[Source data]
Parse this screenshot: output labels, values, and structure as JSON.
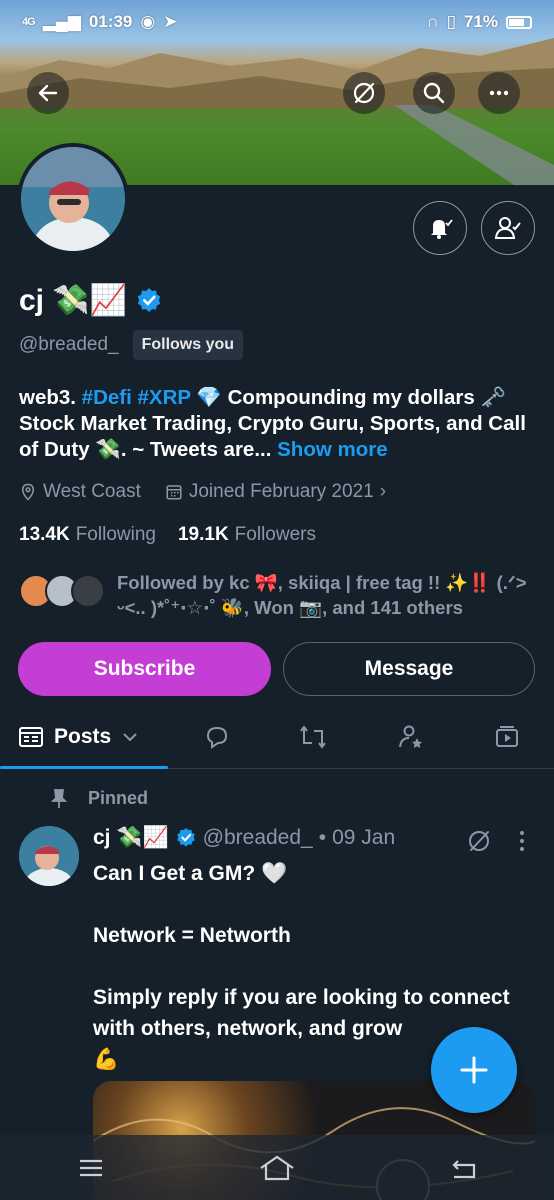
{
  "status": {
    "network": "4G",
    "time": "01:39",
    "battery": "71%"
  },
  "profile": {
    "name": "cj 💸📈",
    "handle": "@breaded_",
    "follows_you": "Follows you",
    "bio_prefix": "web3. ",
    "bio_tag1": "#Defi",
    "bio_tag2": "#XRP",
    "bio_rest": " 💎 Compounding my dollars 🗝️ Stock Market Trading, Crypto Guru, Sports, and Call of Duty 💸. ~ Tweets are... ",
    "show_more": "Show more",
    "location": "West Coast",
    "joined": "Joined February 2021",
    "following_count": "13.4K",
    "following_label": "Following",
    "followers_count": "19.1K",
    "followers_label": "Followers",
    "followed_by": "Followed by kc 🎀, skiiqa | free tag !! ✨‼️ (.ᐟ> ᵕ<.. )*˚⁺‧☆‧˚ 🐝, Won 📷, and 141 others"
  },
  "actions": {
    "subscribe": "Subscribe",
    "message": "Message"
  },
  "tabs": {
    "posts": "Posts"
  },
  "tweet": {
    "pinned_label": "Pinned",
    "name": "cj 💸📈",
    "handle": "@breaded_",
    "dot": "•",
    "date": "09 Jan",
    "line1": "Can I Get a GM? 🤍",
    "line2": "Network = Networth",
    "line3": "Simply reply if you are looking to connect with others, network, and grow",
    "line4": "💪"
  },
  "colors": {
    "background": "#15202b",
    "accent": "#1d9bf0",
    "subscribe": "#c43ed6",
    "muted": "#8b98a5"
  }
}
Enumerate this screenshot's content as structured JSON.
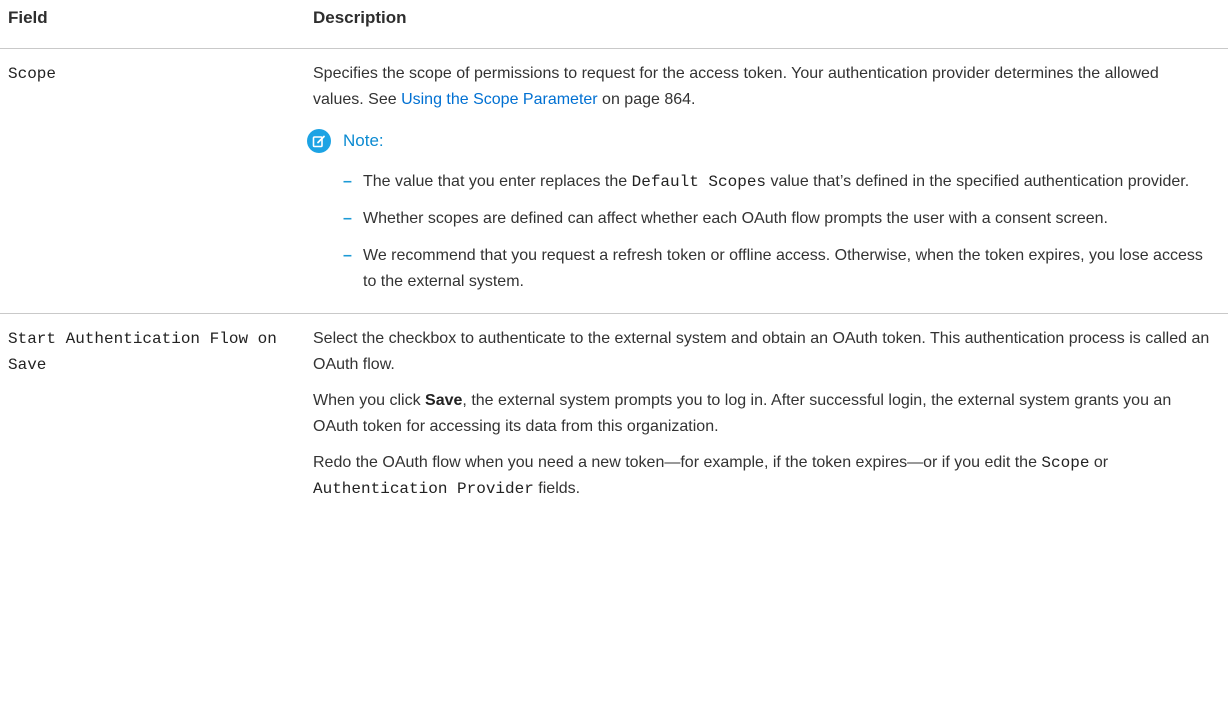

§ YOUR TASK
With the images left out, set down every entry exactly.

§ RESPONSE
Parse this screenshot: output labels, values, and structure as JSON.
{
  "status": {
    "network": "4G",
    "time": "01:39",
    "battery": "71%"
  },
  "profile": {
    "name": "cj 💸📈",
    "handle": "@breaded_",
    "follows_you": "Follows you",
    "bio_prefix": "web3. ",
    "bio_tag1": "#Defi",
    "bio_tag2": "#XRP",
    "bio_rest": " 💎 Compounding my dollars 🗝️ Stock Market Trading, Crypto Guru, Sports, and Call of Duty 💸. ~ Tweets are... ",
    "show_more": "Show more",
    "location": "West Coast",
    "joined": "Joined February 2021",
    "following_count": "13.4K",
    "following_label": "Following",
    "followers_count": "19.1K",
    "followers_label": "Followers",
    "followed_by": "Followed by kc 🎀, skiiqa | free tag !! ✨‼️ (.ᐟ> ᵕ<.. )*˚⁺‧☆‧˚ 🐝, Won 📷, and 141 others"
  },
  "actions": {
    "subscribe": "Subscribe",
    "message": "Message"
  },
  "tabs": {
    "posts": "Posts"
  },
  "tweet": {
    "pinned_label": "Pinned",
    "name": "cj 💸📈",
    "handle": "@breaded_",
    "dot": "•",
    "date": "09 Jan",
    "line1": "Can I Get a GM? 🤍",
    "line2": "Network = Networth",
    "line3": "Simply reply if you are looking to connect with others, network, and grow",
    "line4": "💪"
  },
  "colors": {
    "background": "#15202b",
    "accent": "#1d9bf0",
    "subscribe": "#c43ed6",
    "muted": "#8b98a5"
  }
}
Enumerate this screenshot's content as structured JSON.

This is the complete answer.